TASK BRIEF:
Your answer should consist of each line from the data below that contains "TINGKAT".

Dataset rows for apps and sites:
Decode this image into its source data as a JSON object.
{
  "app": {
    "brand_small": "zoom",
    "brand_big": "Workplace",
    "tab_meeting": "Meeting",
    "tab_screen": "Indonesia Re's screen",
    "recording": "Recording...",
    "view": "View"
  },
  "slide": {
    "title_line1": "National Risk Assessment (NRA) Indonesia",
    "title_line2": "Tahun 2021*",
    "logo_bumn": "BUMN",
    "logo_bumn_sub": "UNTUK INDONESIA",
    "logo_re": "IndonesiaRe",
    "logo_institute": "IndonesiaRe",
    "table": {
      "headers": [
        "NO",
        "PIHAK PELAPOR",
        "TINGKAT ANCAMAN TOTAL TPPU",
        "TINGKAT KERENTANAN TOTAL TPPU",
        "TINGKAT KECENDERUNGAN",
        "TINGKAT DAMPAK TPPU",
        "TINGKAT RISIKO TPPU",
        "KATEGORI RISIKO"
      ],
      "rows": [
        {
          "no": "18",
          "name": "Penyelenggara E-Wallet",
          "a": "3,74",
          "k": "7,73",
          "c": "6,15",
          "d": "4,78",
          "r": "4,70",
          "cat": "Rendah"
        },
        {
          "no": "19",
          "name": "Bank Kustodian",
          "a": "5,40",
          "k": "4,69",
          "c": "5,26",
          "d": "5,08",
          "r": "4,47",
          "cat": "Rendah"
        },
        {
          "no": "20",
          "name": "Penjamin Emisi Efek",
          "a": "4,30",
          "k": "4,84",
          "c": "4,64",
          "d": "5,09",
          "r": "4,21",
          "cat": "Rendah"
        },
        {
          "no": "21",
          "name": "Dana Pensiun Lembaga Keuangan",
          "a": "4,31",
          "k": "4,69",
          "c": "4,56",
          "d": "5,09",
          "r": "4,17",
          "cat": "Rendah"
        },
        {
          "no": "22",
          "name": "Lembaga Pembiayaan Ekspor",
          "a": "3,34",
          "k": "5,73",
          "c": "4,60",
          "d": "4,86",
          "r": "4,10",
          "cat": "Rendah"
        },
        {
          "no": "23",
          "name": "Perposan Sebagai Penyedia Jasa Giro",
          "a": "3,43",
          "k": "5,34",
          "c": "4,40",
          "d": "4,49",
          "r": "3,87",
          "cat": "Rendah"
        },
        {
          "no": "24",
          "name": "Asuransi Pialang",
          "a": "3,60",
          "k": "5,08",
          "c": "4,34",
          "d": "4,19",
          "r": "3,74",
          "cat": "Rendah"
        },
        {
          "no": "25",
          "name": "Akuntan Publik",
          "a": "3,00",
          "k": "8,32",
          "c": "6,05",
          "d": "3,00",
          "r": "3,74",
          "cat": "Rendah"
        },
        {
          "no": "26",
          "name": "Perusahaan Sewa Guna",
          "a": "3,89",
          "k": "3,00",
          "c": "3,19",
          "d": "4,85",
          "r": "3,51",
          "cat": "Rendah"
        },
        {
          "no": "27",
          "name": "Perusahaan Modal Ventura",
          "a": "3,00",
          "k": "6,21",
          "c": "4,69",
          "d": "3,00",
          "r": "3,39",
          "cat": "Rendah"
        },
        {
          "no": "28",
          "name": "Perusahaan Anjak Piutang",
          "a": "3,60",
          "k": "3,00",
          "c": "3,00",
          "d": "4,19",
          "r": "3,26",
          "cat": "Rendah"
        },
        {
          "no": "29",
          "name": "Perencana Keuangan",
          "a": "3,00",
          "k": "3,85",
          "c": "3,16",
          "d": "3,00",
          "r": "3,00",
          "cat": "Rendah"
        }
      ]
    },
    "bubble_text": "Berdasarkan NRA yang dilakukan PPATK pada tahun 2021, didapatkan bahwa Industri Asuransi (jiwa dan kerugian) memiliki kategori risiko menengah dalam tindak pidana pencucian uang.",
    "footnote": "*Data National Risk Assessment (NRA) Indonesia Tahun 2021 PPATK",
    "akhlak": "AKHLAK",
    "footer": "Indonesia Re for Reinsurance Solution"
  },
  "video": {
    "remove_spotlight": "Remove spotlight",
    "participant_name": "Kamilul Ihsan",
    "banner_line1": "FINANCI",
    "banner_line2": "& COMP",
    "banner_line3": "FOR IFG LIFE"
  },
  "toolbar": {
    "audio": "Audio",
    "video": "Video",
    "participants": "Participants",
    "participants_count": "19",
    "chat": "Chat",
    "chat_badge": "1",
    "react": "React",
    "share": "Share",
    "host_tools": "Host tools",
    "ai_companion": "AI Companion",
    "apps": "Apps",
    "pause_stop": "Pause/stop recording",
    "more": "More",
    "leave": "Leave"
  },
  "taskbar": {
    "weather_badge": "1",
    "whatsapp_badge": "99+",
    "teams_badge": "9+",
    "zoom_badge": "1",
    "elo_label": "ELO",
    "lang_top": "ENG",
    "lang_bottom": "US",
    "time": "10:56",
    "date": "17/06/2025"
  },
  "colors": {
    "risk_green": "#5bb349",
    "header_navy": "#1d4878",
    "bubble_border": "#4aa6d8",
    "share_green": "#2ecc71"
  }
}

SOLUTION BELOW:
        "TINGKAT ANCAMAN TOTAL TPPU",
        "TINGKAT KERENTANAN TOTAL TPPU",
        "TINGKAT KECENDERUNGAN",
        "TINGKAT DAMPAK TPPU",
        "TINGKAT RISIKO TPPU",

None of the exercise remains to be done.